Tax Implications of Winning the Lottery
The lottery is a form of gambling where players draw numbers in hopes of winning a prize. Some governments have banned the practice, while others have endorsed it and even organize state or national lotteries. In addition, governments often regulate lotteries. Those who play the lottery should make sure they understand the rules and the tax implications of winning.
Basic elements of lotteries
Lotteries are a type of gambling that uses the element of chance to select the winners. Players purchase lottery tickets for a small fee and are then entitled to receive a prize if they are lucky enough to win. Many countries have laws regulating lotteries and some governments outlaw them altogether. If you win a lottery, you must pay taxes on it, though there are some deductions that can reduce the tax burden.
Lotteries have ancient origins and are used to settle legal disputes, assign property rights, fund public projects, and raise money for wars.
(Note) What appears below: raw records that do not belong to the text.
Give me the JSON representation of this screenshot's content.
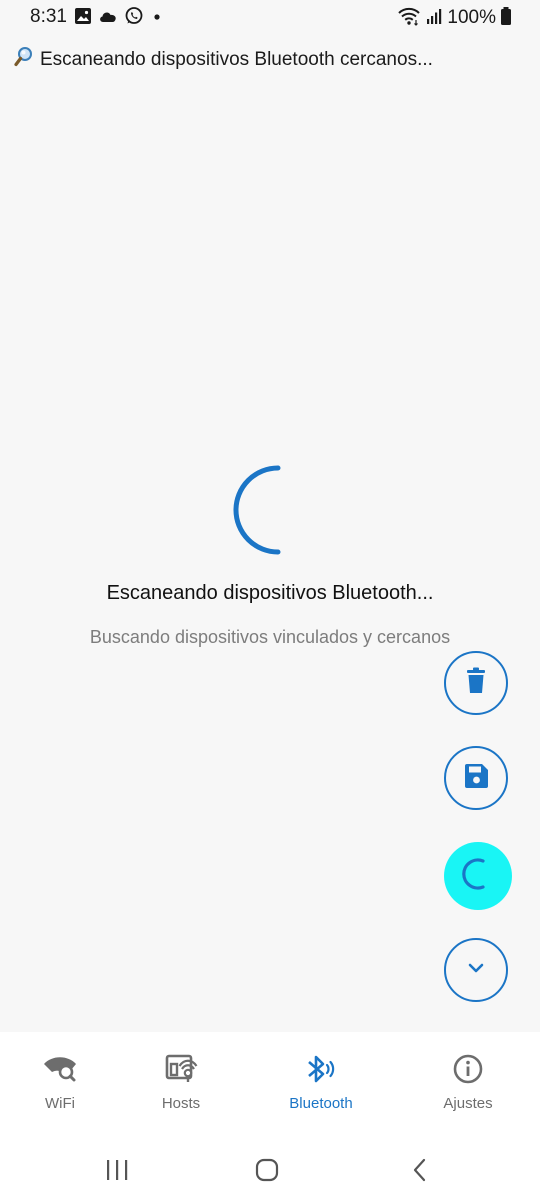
{
  "status_bar": {
    "time": "8:31",
    "battery": "100%",
    "left_icons": [
      "gallery-icon",
      "cloud-icon",
      "whatsapp-icon",
      "dot-icon"
    ],
    "right_icons": [
      "wifi-icon",
      "signal-icon",
      "battery-icon"
    ]
  },
  "header": {
    "icon": "magnifier-icon",
    "text": "Escaneando dispositivos Bluetooth cercanos..."
  },
  "main": {
    "title": "Escaneando dispositivos Bluetooth...",
    "subtitle": "Buscando dispositivos vinculados y cercanos"
  },
  "fabs": [
    {
      "icon": "trash-icon"
    },
    {
      "icon": "save-icon"
    },
    {
      "icon": "scan-spinner-icon",
      "state": "scanning"
    },
    {
      "icon": "chevron-down-icon"
    }
  ],
  "bottom_nav": {
    "items": [
      {
        "label": "WiFi",
        "icon": "wifi-search-icon",
        "active": false
      },
      {
        "label": "Hosts",
        "icon": "hosts-icon",
        "active": false
      },
      {
        "label": "Bluetooth",
        "icon": "bluetooth-icon",
        "active": true
      },
      {
        "label": "Ajustes",
        "icon": "info-icon",
        "active": false
      }
    ]
  },
  "colors": {
    "accent": "#1b75c6",
    "scan_fab": "#19f5f5",
    "background": "#f7f7f7",
    "muted_text": "#7d7d7d"
  }
}
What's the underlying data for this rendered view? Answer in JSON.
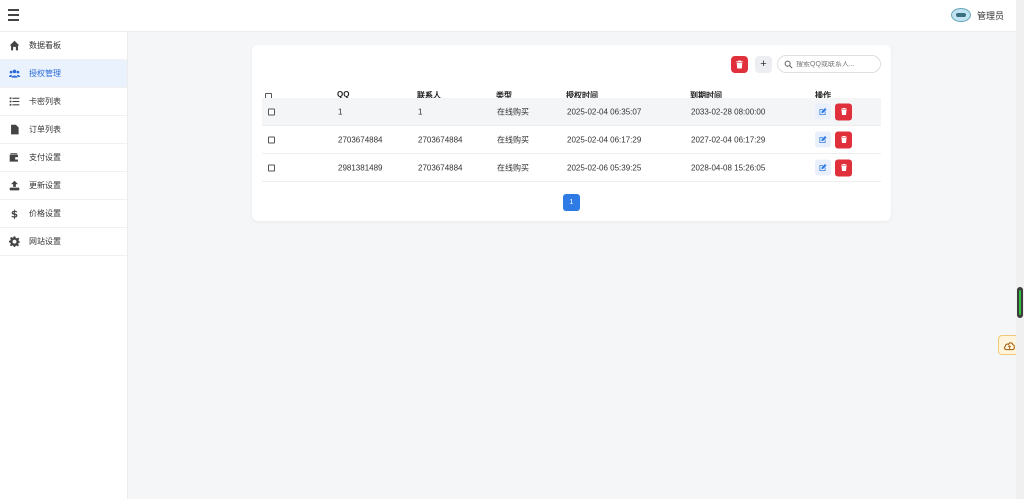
{
  "header": {
    "user_name": "管理员"
  },
  "sidebar": {
    "items": [
      {
        "label": "数据看板",
        "icon": "home-icon",
        "active": false
      },
      {
        "label": "授权管理",
        "icon": "users-icon",
        "active": true
      },
      {
        "label": "卡密列表",
        "icon": "list-icon",
        "active": false
      },
      {
        "label": "订单列表",
        "icon": "file-icon",
        "active": false
      },
      {
        "label": "支付设置",
        "icon": "wallet-icon",
        "active": false
      },
      {
        "label": "更新设置",
        "icon": "upload-icon",
        "active": false
      },
      {
        "label": "价格设置",
        "icon": "dollar-icon",
        "active": false
      },
      {
        "label": "网站设置",
        "icon": "gear-icon",
        "active": false
      }
    ]
  },
  "toolbar": {
    "add_label": "+",
    "search_placeholder": "搜索QQ或联系人..."
  },
  "table": {
    "headers": {
      "qq": "QQ",
      "contact": "联系人",
      "type": "类型",
      "auth_time": "授权时间",
      "expire_time": "到期时间",
      "actions": "操作"
    },
    "rows": [
      {
        "qq": "1",
        "contact": "1",
        "type": "在线购买",
        "auth_time": "2025-02-04 06:35:07",
        "expire_time": "2033-02-28 08:00:00"
      },
      {
        "qq": "2703674884",
        "contact": "2703674884",
        "type": "在线购买",
        "auth_time": "2025-02-04 06:17:29",
        "expire_time": "2027-02-04 06:17:29"
      },
      {
        "qq": "2981381489",
        "contact": "2703674884",
        "type": "在线购买",
        "auth_time": "2025-02-06 05:39:25",
        "expire_time": "2028-04-08 15:26:05"
      }
    ]
  },
  "pagination": {
    "current_page": "1"
  },
  "colors": {
    "accent": "#2f7be5",
    "danger": "#e0303c",
    "active_bg": "#eaf2fd"
  }
}
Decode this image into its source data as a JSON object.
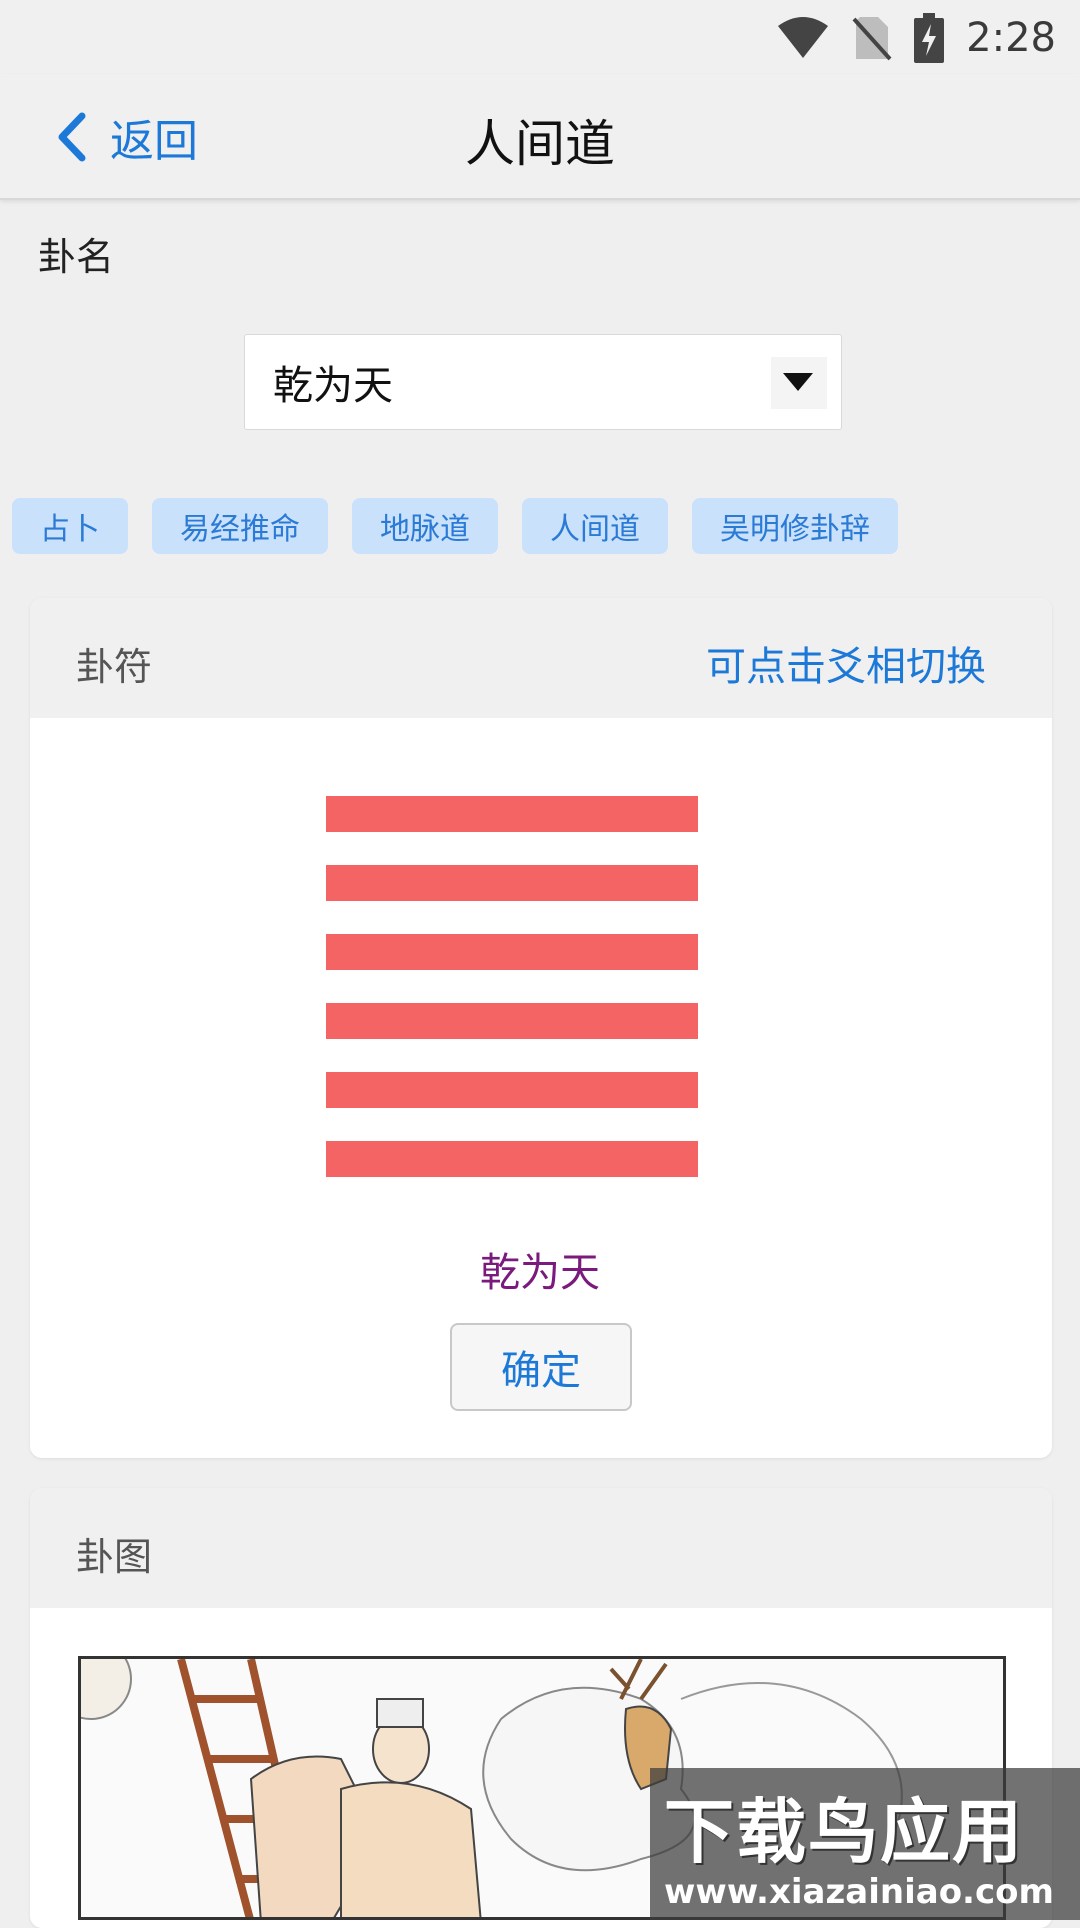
{
  "status_bar": {
    "time": "2:28",
    "icons": [
      "wifi-icon",
      "no-sim-icon",
      "battery-charging-icon"
    ]
  },
  "nav": {
    "back_label": "返回",
    "title": "人间道"
  },
  "gua_name_label": "卦名",
  "select": {
    "value": "乾为天"
  },
  "tags": [
    {
      "label": "占卜"
    },
    {
      "label": "易经推命"
    },
    {
      "label": "地脉道"
    },
    {
      "label": "人间道"
    },
    {
      "label": "吴明修卦辞"
    }
  ],
  "symbol_card": {
    "title": "卦符",
    "action": "可点击爻相切换",
    "lines": [
      "yang",
      "yang",
      "yang",
      "yang",
      "yang",
      "yang"
    ],
    "line_color": "#f46464",
    "name": "乾为天",
    "confirm_label": "确定"
  },
  "image_card": {
    "title": "卦图"
  },
  "watermark": {
    "line1": "下载鸟应用",
    "line2": "www.xiazainiao.com"
  },
  "colors": {
    "accent": "#1d79d8",
    "tag_bg": "#c9e1fb",
    "hex_name": "#7a1a7c"
  }
}
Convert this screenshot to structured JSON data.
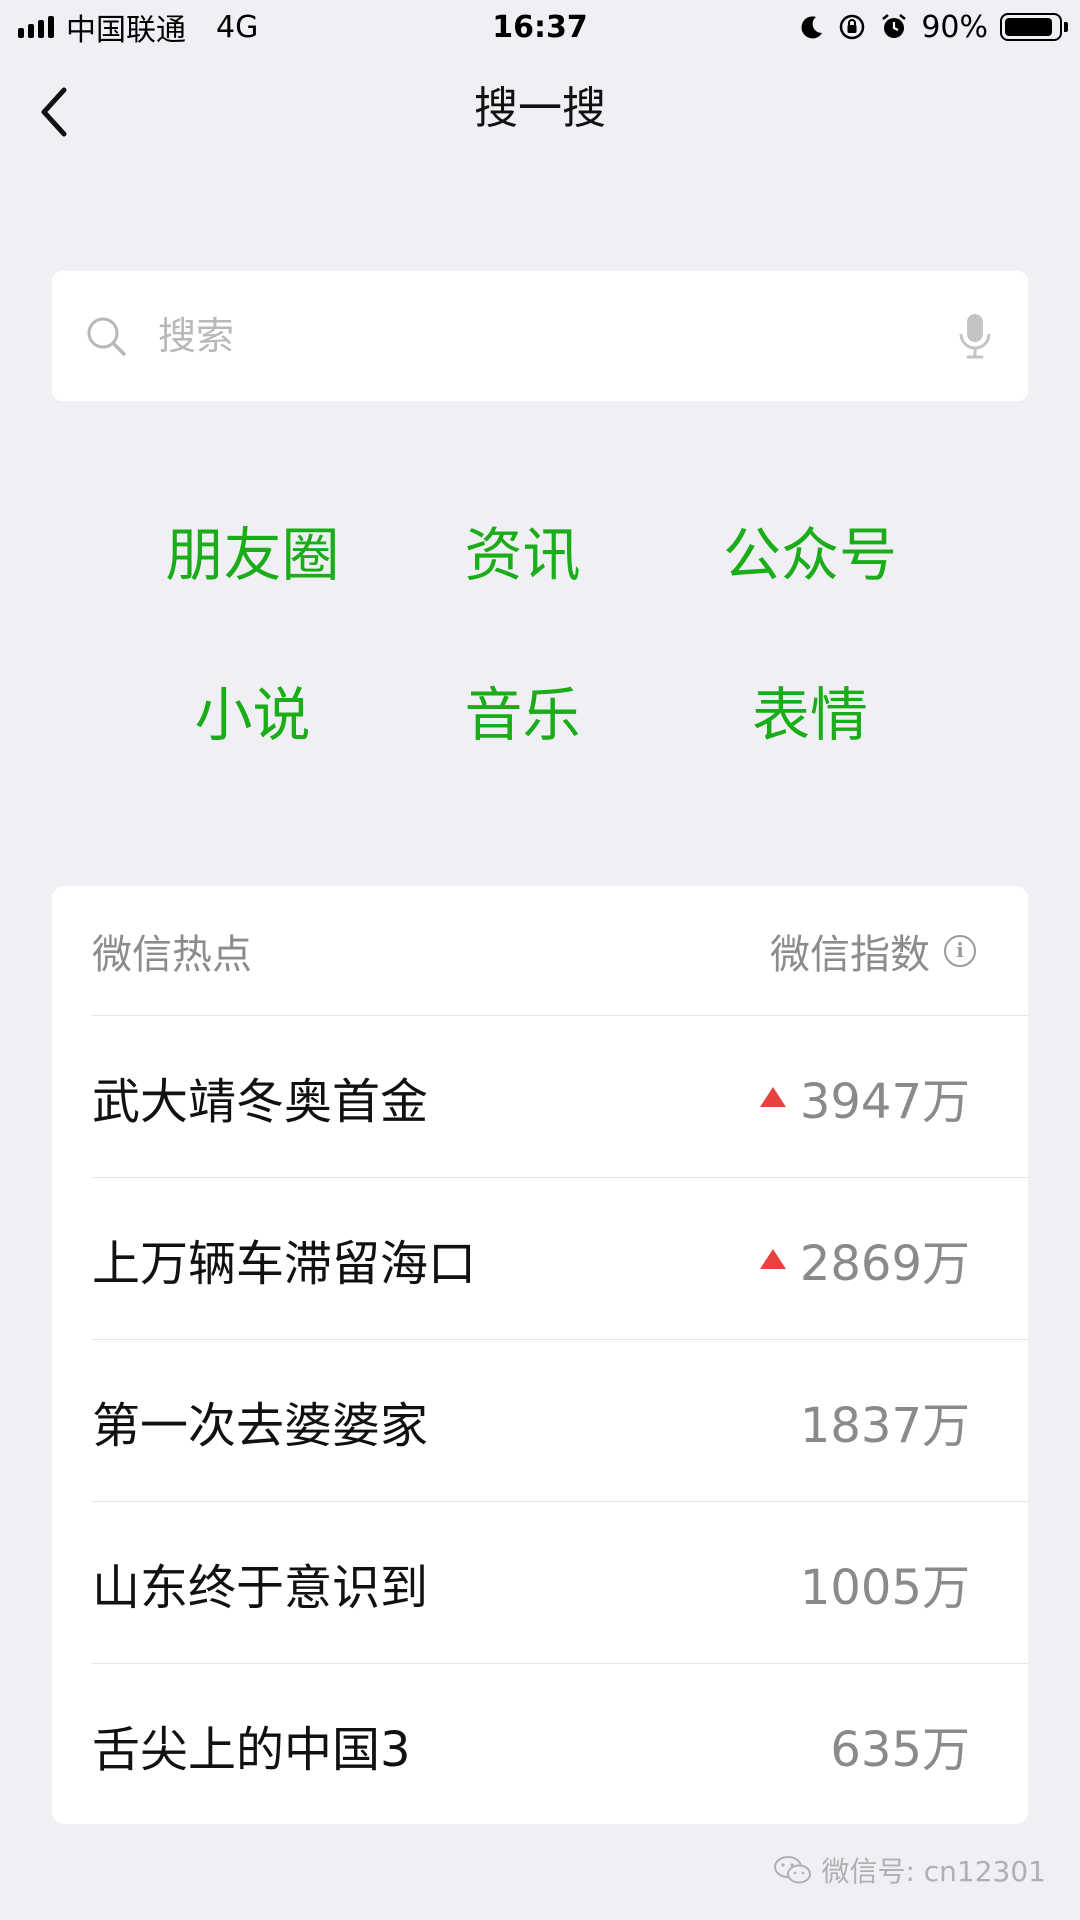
{
  "status_bar": {
    "carrier": "中国联通",
    "network": "4G",
    "time": "16:37",
    "battery": "90%",
    "battery_level": 0.9,
    "icons": [
      "signal-icon",
      "moon-icon",
      "rotation-lock-icon",
      "alarm-icon",
      "battery-icon"
    ]
  },
  "nav": {
    "back_icon": "chevron-left-icon",
    "title": "搜一搜"
  },
  "search": {
    "placeholder": "搜索",
    "search_icon": "search-icon",
    "voice_icon": "microphone-icon"
  },
  "categories": [
    [
      "朋友圈",
      "资讯",
      "公众号"
    ],
    [
      "小说",
      "音乐",
      "表情"
    ]
  ],
  "hot": {
    "title": "微信热点",
    "index_label": "微信指数",
    "info_icon": "info-icon",
    "items": [
      {
        "title": "武大靖冬奥首金",
        "index": "3947万",
        "trend": "up"
      },
      {
        "title": "上万辆车滞留海口",
        "index": "2869万",
        "trend": "up"
      },
      {
        "title": "第一次去婆婆家",
        "index": "1837万",
        "trend": ""
      },
      {
        "title": "山东终于意识到",
        "index": "1005万",
        "trend": ""
      },
      {
        "title": "舌尖上的中国3",
        "index": "635万",
        "trend": ""
      }
    ]
  },
  "watermark": {
    "text": "微信号: cn12301",
    "icon": "wechat-logo-icon"
  },
  "colors": {
    "accent_green": "#1aad19",
    "trend_red": "#e64340",
    "background": "#efeff4"
  }
}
The Roman Empire first introduced lotteries to Europe and made them a popular source of revenue for government projects. Lotteries are now played online and can be purchased using a credit card or other method of payment.
Chances of winning
There are very few things in life that are more unlikely than winning the lottery. For instance, the odds of getting struck by lightning or dying in a plane crash are far greater than the chances of winning the lottery. However, many people still think that they can win the lottery. Despite the high odds of winning, there are still some ways that you can increase your chances of success.
One of the best ways to increase your odds of winning the lottery is to buy more than one ticket. Although lottery odds are very unpredictable, there are some things that you can do to improve your chances. One such way is to buy more than one ticket. You can also try to buy tickets that come from low-immigrant countries.
According to Fortune, the odds of winning the Powerball jackpot were one in 292.2 million. If you were to win the lottery, there is a one in a million chance of becoming a movie star or president. However, you should not buy lottery tickets if you don’t have the means to win it.
Tax implications of winning
If you win the lottery and choose to keep the winnings, you must pay federal income tax on the full amount of the prize and state income tax, if applicable. The fair market value of the prize must be reported on Form 1040 as other income, and it will be taxed at your marginal income tax rate. You should consult a tax professional if you are not sure how to handle the situation.
You may not realize it, but winning the lottery can reduce your eligibility for certain tax credits, deductions, and benefits. In particular, lottery winnings can lower your eligibility for the Earned Income Tax Credit. It may also reduce your eligibility for state or local tax credits. Federal tax laws are generally consistent across the country, but state and local tax laws are more complicated and vary by jurisdiction. You should check with your state or local tax offices to find out which policies apply to your winnings.